The Covid-19 pandemic has had massive consequences for people all over the world. A large portion of this upheaval has been caused by the virus itself, but there are other health concerns which aren’t in the public eye to as large a degree as the coronavirus and its symptoms. Many people with underlying health conditions are more at risk to become severely ill and die from the virus; these conditions include obesity and heart disease, but there’s a little-talked about underlying condition which has led to many unnecessary and heartbreaking deaths over the course of the last several months – lung disease.
Lung disease is actually the second most common cancer in the United States and is the number one cause of cancer-related deaths in the country. Smokers are far more likely to get lung disease – 23x and 13x more likely, for men and women respectively – but nonsmokers can also contract the disease. Here’s a guide to discuss what lung disease is and how you can better insulate yourself from this deadly but underreported disease.

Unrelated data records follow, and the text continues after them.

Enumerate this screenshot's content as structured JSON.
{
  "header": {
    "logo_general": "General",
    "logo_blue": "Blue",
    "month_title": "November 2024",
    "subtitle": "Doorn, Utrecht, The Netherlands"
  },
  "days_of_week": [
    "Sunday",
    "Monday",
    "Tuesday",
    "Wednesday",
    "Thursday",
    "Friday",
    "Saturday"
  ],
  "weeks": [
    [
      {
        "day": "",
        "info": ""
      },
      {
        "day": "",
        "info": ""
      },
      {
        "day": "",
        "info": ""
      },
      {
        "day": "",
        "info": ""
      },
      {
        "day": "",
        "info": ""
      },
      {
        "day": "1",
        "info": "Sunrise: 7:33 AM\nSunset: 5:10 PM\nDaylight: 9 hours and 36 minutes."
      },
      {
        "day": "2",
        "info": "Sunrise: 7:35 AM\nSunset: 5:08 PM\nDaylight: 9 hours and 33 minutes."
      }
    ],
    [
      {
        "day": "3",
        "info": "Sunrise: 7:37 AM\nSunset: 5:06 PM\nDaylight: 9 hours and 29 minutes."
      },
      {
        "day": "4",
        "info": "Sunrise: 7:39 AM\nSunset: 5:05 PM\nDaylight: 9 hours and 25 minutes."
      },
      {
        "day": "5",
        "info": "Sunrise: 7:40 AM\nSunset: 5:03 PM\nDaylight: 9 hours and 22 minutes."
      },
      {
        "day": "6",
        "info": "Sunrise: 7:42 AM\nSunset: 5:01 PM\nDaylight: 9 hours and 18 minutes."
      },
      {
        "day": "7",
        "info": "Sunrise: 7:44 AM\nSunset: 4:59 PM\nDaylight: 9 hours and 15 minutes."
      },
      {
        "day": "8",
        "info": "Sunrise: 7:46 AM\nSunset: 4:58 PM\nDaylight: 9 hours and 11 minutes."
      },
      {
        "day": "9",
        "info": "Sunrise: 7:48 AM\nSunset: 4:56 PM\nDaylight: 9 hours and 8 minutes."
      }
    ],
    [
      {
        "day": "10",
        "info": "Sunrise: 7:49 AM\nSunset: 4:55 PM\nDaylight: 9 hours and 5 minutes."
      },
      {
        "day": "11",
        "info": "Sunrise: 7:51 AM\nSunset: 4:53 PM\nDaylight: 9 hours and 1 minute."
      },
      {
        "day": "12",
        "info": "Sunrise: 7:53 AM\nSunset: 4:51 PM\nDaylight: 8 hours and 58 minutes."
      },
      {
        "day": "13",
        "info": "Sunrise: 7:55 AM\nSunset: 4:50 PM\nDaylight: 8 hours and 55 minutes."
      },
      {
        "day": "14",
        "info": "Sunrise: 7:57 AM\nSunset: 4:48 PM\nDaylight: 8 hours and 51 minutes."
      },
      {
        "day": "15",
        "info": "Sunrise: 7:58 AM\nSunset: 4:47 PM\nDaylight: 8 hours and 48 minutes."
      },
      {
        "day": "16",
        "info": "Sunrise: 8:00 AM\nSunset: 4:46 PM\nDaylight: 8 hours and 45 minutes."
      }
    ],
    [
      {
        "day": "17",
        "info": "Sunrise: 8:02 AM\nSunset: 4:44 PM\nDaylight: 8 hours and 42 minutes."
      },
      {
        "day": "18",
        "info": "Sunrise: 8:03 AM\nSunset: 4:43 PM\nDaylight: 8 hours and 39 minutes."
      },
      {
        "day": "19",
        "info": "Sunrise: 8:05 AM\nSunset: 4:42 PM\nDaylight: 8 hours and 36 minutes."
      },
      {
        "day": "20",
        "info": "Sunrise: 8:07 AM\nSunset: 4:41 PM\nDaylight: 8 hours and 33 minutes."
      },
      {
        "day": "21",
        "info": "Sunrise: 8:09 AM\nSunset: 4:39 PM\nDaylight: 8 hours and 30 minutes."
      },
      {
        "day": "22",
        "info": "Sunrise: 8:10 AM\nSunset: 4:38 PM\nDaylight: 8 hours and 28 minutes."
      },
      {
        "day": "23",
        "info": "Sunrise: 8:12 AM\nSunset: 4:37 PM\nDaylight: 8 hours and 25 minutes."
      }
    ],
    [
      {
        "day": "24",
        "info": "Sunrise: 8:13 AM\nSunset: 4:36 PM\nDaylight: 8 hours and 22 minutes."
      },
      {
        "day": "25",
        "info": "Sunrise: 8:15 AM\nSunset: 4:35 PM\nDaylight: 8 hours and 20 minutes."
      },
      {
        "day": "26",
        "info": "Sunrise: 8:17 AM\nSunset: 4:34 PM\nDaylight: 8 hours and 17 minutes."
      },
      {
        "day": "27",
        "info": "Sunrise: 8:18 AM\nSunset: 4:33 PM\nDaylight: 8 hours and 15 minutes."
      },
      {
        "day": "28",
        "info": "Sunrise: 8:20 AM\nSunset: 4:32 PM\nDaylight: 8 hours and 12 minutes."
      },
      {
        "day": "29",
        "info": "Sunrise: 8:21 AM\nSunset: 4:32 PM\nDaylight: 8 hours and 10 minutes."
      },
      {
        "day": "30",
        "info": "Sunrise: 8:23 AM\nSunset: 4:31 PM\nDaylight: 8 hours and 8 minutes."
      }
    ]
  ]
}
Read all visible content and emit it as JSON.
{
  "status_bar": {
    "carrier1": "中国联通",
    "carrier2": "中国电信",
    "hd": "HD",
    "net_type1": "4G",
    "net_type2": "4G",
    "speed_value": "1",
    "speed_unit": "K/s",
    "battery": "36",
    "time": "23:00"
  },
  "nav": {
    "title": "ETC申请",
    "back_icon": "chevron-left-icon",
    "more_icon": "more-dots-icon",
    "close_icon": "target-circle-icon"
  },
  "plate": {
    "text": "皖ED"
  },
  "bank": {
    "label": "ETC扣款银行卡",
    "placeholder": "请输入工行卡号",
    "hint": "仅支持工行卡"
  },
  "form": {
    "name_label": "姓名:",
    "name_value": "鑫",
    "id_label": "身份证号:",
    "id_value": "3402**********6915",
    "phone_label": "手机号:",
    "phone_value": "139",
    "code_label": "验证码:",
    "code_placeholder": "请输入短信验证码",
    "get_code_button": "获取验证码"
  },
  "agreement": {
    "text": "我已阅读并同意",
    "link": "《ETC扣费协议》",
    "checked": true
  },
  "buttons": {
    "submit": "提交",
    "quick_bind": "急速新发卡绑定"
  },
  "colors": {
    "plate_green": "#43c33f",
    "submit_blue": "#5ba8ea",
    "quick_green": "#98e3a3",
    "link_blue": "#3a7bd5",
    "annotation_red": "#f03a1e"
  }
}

What is Lung Cancer?
The general term “cancer” refers to a disease in which the cells of the body become out of control and grow and mutate at a dangerous rate. Cancer which is found specifically in the lungs is referred to as “lung cancer.” Lung cancer, by definition, begins in the lungs, but it can easily spread to other parts of the body, such as the lymph nodes or brain.
Likewise, cancer which starts in another part of the body can always spread to the lungs. When cancer spreads throughout the body it is said to be “metastasizing.” Lung cancer is grouped into two groups: small cell and non-small cell. These types grow in different ways and are treated differently.
Non-small cell lung cancer is more common than small cell lung cancer but equally as dangerous. Both types of cancer lead to painful symptoms which slowly eat away at the health of the body who possesses the cancer.
Antioxidants and Lung Cancer
Lung cancer is a terrible sickness, but there are ways to increase your chances of avoiding it throughout your life. Researchers have recently touted the effects of carotenoids and vitamin C to help prevent lung cancer in both the general population and smokers. Carotenoids and vitamin C help to prevent lung cancer because of their high levels of antioxidants.
Antioxidants help promote bodily health and wellness by working organically in your body to improve certain functions and aiding your organs in working longer and stronger. Antioxidants can be added naturally to your diet, or they can be ingested through supplements such our HealthImpaq Moringa Oleifera and Natural Green Tea Extract supplements can provide you with both protection against lung cancer and an energy boost in your daily life. These supplements are designed to prevent other ailments as well, such as joint pain and fatigue. They use natural ingredients to help your body improve function and more quickly and efficiently expunge toxins.
How is Lung Cancer Detected?
The process for detecting lung cancer is both interesting and difficult. Most types of lung cancer produce irregularly high levels of hormones or other substances like calcium. If there are no other signs of bodily harm when these hormones or substances are produced, doctors usually consider the possibility of lung cancer. Cancer can also be discovered in another part of the body, most commonly the liver, adrenal glands, or brain. Doctors can trace the path of the cancer back to the lungs from where it originated.
Additionally, lung cancer is detectable on an X-ray the moment it begins to show symptoms. If the individual is lucky, the cancer can actually be seen and identified by an X-ray which was ordered for another purpose. Once the cancer is spotted, a CT scan is usually administered for a closer inspection. A lung cancer diagnosis is typically confirmed by a lung biopsy or, in more unfortunate cases, a sample of mucus or lung fluid.
After the biopsy, a doctor will use a litany of other tests to determine which type of cancer is present and if its spread to other parts of the body. The lymph nodes are nearly always tested because they’re close to the lungs. Finally, if fluid is present in the tissue layers lining the chest wall and lungs, removal of fluid can be done, and the fluid is tested for cancer cells, which are present approximately sixty percent of the time.
Chances of Lung Disease and Long-Term Effects
Unfortunately, the chances of developing lung cancer increase if the individual has lung disease, even if the individual is not a smoker. There are specific types of lung diseases which increase the odds of lung cancer, including chronic obstructive pulmonary disease. Additionally, lung disease and lung cancer can worsen the effects of Covid-19 in a number of ways, including a more difficult time breathing and a higher chance of death.
There are many symptoms associated with lung cancer, especially in the long-term. Typically, a patient suffering from lung cancer will have hoarseness of the mouth and will have difficulty breathing. Chances of blood clots are also high, as are chest and abdominal pains. The disease is difficult to live with but there are certain radiation therapies which can eliminate the cancer after a time.